A Blog About Intellectual Property Litigation and the District of Delaware


Google tells me
Google tells me "hide the ball" is a football thing. Dave Adamson, Unsplash

In Guest Tek Interactive Entertainment, Ltd. v. Nomadix, Inc., C.A. No. 18-1394-RGA (D. Del.), plaintiff sent RFPs for various financial documents, but defendant produced only a single page profit and loss statement for each year, claiming no more was available.

Plaintiff brought a discovery dispute and asked Judge Andrews to order production of any further documents in defendant's possession.

Judge Andrews declined. Instead, he sua sponte suggested that the parties resolve this via a 30(b)(6) deposition about the kinds of financial information that defendant keeps:

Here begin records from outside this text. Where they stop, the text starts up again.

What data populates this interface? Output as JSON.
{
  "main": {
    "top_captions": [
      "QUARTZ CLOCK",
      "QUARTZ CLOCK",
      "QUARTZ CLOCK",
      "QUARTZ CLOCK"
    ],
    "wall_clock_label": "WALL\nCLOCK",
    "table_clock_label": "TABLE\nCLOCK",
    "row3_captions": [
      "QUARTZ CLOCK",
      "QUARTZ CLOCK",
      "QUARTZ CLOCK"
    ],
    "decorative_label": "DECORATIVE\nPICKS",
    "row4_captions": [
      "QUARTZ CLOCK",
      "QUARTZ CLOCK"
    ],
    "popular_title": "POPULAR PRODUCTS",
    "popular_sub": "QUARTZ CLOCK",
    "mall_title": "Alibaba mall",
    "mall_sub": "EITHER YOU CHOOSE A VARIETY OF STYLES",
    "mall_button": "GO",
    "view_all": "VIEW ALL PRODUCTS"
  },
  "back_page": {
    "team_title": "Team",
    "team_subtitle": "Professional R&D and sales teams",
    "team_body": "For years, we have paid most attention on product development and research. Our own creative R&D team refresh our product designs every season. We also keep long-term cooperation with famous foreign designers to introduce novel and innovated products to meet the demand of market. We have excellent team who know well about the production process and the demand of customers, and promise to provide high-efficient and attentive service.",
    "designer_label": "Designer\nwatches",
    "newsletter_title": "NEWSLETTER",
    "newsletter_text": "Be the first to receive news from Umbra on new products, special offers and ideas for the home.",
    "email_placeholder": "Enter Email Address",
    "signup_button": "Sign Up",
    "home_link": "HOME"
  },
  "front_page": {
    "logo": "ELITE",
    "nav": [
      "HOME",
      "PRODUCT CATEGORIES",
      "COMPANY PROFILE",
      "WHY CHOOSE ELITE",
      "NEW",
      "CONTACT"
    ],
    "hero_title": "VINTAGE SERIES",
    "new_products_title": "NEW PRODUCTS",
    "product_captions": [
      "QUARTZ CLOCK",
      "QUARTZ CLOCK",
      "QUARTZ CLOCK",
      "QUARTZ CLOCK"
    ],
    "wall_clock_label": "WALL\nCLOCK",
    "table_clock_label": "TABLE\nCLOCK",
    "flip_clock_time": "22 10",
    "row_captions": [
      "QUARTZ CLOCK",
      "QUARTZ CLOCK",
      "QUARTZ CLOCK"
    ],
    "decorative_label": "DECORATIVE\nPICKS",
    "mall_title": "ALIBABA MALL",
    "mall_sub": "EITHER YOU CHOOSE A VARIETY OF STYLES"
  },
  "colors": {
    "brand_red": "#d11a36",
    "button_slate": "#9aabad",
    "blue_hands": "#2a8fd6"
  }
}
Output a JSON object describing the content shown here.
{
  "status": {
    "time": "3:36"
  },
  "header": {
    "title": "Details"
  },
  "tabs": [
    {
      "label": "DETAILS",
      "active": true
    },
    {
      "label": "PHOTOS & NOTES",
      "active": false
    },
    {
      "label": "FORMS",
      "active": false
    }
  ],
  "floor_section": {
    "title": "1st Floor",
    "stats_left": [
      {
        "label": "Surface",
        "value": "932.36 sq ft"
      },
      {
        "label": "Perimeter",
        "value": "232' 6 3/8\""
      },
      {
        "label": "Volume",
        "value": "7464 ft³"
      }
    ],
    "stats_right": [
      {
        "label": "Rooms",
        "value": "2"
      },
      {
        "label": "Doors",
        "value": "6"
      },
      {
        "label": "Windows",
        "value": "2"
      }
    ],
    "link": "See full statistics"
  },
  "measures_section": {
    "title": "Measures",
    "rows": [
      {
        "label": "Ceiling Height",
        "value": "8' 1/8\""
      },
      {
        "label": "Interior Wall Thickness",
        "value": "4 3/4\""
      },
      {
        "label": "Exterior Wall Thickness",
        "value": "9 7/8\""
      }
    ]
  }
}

[D]o a 30(b)(6) deposition and find out if there are any other documents. And you know, …

Artist's Rendering of First 101 Day Hearing
Artist's Rendering of First 101 Day Hearing Execution of Mary, Queen of Scots, from "Illustrated London News", William Luson Thomas

It was not so long ago that plaintiffs might enter a § 101 day hearing before Judge Stark with hats in hands, ready to plead for any small mercy. To some, having one's case set for a § 101 day hearing was to know the day and the hour. But that was back in the heady days of early 2019. With two new § 101-day rulings issued by Judge Stark just this week, plaintiffs need no longer dread these (approximately) quarterly events.

Claims of All Three Patents Invalidated At Inaugural § 101 Day

At the inaugural hearing in …

Unsurprisingly, in light of COVID-19, recent signs indicate that the Court is all booked up for this year, and probably for a large part of next year.

Here, for example, is a Judge Stark order from yesterday:

ORAL ORDER: Having discussed with the parties on repeated occasions whether and when to schedule this patent infringement case for a jury trial (see, e.g., D.I. 474, 549, 583, 590, 591, 593, 596, 605, 607, 608, 610-15) and having found (unfortunately) no date that is reasonable and available to all parties and to the Court, IT IS HEREBY ORDERED that trial in this matter is CONTINUED to a DATE TO BE DETERMINED, most likely in 2021 (and certainly NOT in 2020). IT …

Judge Burke granted a motion to strike yesterday where the plaintiff attempted to add indirect infringement allegations in final infringement contentions, but had not pled them in the complaint.

Per Judge Burke:

It is undisputed that Plaintiffs have never pleaded indirect infringement of these patents, (D.I. 170 at 1), and so any portion of their [final contentions] that relate to that subject matter are simply about infringement claims that are not a part of this case.

He also preemptively denied any future request to amend the complaint as coming too late:

Although they have not filed a formal motion seeking to amend their currently operative complaint to include such [indirect infringement] claims, to the extent Plaintiffs suggest they would …

Judge Stark recently adopted Judge Burke's recommendation that the Court deny a motion for summary judgment of no willful infringement, despite the defendant's objection that the key piece of authority underlying Judge Burke's decision issued after the summary judgment motion was filed. Judge Stark also pushed the November jury trial, but possibly by just a few weeks.

Judge Norieka is considering holding a civil jury trial starting October 26, 2020 in Butler v. Hanover Foods, C.A. No. 19-1221-MN (D. Del.). The parties had their pretrial conference last week, and the judge intends to issue a decision next week about whether to go forward with the trial.

If the Court decides to go forward, this will be the first post-COVID civil jury trial I've heard about so far.

Typical small production of recent unimportant documents served after substantial completion deadline
Typical small production of recent unimportant documents served after substantial completion deadline Can you find the book you need?, Carles Rabada, Unsplash

"Substantial completion of document production" is not exactly a bright line.

Is it more than half?

More than 90%?

At least in Delaware, cases interpreting the issue are light on the ground. Usually, when presented with a steaming pile of documents after the substantial completion deadline, the parties will work out some modest schedule extension without any court intervention. This is probably for the best, but it means that the parties are usually working from a blank slate when negotiating the necessity and length of any extension.

Luckily for us, Judge Burke issued an Oral Order in …